Pediatric Dentistry 6 ‚Äď Oral and Maxillofacial Surgery as it Applies to Pediatric Dentistry (DEN4006Y) Pediatric Dentistry 7 ‚Äď Pulp Therapy and Trauma (DEN4007H)

Pediatric Orthodontics (DEN4008Y)

 

Pediatrics (DEN4009Y)

 

Pediatric Dentistry 9 ‚Äď Paediatric Medicine and Hospital Dentistry (DEN4010Y)
Pediatric Dentistry 8 ‚Äď Conscious Sedation and Anaesthesia in Pediatric Dentistry (DEN4011Y)

Clinical Pediatric Dentistry I (DEN4012Y) (to replaceDEN4005Y)

Clinical Conferences (PDE9094Y) Research (RST9999Y)

Third Term

 

Pediatric Dentistry 1 ‚Äď Theory (DEN4001Y) Pediatric Dentistry 2 ‚Äď Journal Review (DEN4002Y)

Clinical Pediatric Dentistry I (DEN4012Y) ‚Äď (to replace DEN4005Y)
Research (RST9999Y)

YEAR II

First Term

 

Craniofacial Anomalies* (DEN2007Y) (if not taken in year 1)
Pediatric Dentistry 1 ‚Äď Theory (DEN4001Y)
Pediatric Dentistry 2 ‚Äď Journal Review (DEN4002Y)

 

Pediatric Orthodontics (DEN4008Y)

Clinical Pediatric Dentistry II (DEN4013Y) (to replaceDEN4005Y)

 

Clinical Conferences (PDE9094Y) Research (RST9999Y)

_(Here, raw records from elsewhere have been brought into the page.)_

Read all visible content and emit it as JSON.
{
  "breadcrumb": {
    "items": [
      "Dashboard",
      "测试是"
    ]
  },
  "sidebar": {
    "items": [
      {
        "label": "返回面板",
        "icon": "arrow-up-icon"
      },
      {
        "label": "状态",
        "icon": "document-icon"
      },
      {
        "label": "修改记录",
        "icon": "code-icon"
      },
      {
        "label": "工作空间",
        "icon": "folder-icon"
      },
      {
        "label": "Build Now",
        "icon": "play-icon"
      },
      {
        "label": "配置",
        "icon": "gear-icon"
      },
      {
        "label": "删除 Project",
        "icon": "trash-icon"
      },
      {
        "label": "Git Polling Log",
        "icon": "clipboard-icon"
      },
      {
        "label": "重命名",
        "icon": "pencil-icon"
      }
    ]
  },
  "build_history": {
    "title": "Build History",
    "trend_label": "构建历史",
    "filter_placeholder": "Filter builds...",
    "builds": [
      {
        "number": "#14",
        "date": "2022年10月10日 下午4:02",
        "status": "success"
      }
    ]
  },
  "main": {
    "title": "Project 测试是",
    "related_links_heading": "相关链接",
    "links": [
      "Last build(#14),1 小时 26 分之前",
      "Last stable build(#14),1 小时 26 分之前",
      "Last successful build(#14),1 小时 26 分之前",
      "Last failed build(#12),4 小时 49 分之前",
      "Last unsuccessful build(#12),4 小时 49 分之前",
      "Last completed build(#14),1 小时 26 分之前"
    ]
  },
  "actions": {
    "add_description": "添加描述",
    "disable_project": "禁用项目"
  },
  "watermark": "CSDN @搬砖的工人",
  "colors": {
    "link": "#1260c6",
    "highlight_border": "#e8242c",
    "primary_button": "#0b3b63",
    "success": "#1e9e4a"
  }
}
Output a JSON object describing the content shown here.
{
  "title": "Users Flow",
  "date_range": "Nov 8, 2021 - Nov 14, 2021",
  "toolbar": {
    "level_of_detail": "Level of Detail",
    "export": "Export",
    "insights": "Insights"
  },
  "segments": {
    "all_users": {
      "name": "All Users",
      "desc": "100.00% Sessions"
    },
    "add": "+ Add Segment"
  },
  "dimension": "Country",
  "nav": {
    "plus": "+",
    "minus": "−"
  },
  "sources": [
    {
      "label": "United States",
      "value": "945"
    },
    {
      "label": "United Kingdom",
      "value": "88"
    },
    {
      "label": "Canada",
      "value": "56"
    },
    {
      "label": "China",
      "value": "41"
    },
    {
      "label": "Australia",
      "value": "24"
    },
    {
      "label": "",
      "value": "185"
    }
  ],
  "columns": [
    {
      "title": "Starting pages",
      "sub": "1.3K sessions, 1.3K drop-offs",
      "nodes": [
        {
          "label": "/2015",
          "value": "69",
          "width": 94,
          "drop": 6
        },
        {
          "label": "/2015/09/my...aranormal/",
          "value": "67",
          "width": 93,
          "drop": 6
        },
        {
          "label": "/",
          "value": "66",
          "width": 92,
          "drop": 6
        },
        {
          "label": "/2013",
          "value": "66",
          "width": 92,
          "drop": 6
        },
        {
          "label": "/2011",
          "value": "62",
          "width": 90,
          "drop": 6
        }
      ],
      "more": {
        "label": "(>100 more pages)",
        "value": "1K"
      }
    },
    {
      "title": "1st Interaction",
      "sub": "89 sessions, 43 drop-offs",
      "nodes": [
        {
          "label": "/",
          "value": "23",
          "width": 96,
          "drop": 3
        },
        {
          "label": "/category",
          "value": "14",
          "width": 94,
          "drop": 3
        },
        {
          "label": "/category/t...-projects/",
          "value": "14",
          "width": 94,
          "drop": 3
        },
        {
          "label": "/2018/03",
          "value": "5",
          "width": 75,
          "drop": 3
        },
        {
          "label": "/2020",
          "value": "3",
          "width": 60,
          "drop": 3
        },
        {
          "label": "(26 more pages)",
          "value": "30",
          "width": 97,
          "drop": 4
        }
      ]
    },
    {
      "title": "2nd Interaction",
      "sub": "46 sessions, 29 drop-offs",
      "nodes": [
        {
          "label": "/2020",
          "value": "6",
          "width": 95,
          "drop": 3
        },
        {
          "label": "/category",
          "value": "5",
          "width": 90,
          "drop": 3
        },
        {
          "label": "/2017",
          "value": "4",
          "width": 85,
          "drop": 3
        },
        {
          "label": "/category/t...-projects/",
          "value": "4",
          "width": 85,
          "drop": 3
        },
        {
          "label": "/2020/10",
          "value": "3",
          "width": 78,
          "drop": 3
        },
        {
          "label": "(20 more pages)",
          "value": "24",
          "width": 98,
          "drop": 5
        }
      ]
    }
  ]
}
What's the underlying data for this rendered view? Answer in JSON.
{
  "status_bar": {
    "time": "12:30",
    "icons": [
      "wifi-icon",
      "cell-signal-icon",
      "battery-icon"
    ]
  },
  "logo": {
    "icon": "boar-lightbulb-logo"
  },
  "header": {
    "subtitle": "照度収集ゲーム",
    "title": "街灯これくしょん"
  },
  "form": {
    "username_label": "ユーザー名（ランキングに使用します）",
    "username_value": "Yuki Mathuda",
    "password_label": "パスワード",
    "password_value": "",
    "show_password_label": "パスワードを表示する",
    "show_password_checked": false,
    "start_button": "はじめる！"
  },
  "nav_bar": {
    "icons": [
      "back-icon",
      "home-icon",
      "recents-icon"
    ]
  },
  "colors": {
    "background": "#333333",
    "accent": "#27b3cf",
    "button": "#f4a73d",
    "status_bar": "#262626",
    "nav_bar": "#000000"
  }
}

Second Term

 

Dental Materials Science (DEN1070H)*

Pediatric Dentistry 1 ‚Äď Theory (DEN4001Y)

Pediatric Dentistry 2 ‚Äď Journal Review (DEN4002Y)

 


Pediatric Orthodontics (DEN4008Y)

Clinical Pediatric Dentistry II (DEN4013Y) (to replaceDEN4005Y)

Research (RST9999Y)

 

Third Term

 

Pediatric Dentistry 1 ‚Äď Theory (DEN4001Y) Pediatric Dentistry 2 ‚Äď Journal Review (DEN4002Y)

 

Clinical Pediatric Dentistry II (DEN4013Y) (to replaceDEN4005Y)

 

Research (RST9999Y)

YEAR III

 

First Term

 

Seminars in Oral Health Sciences (DEN1001Y/DEN1100Y) Pediatric Dentistry 1 ‚Äď Theory (DEN4001Y)

Pediatric Dentistry 2 ‚Äď Journal Review (DEN4002Y)

 

Pediatric Dentistry 5 ‚Äď Clinical Pediatric Dentistry (DEN4005Y) Pediatric Orthodontics (DEN4008Y)

Clinical Pediatric Dentistry III (DEN4014Y) (to replaceDEN4005Y
Research (RST9999Y)

 

Second Term

 

As in first term with the addition of:
Dental Materials Science (DEN1070H)* (if not taken in year 2)
*offered in alternate years

 

 

 

 

Periodontics

 

 

Graduate Specialty Program Director

 

Dr. V. Mendes

 

The degree program in Periodontics at the Faculty of Dentistry, University of Toronto is designed to provide graduate residents with advanced dental specialty training in periodontics and implantology. It is a minimum three-year program that generally accepts up to 3 residents per year. Successful candidat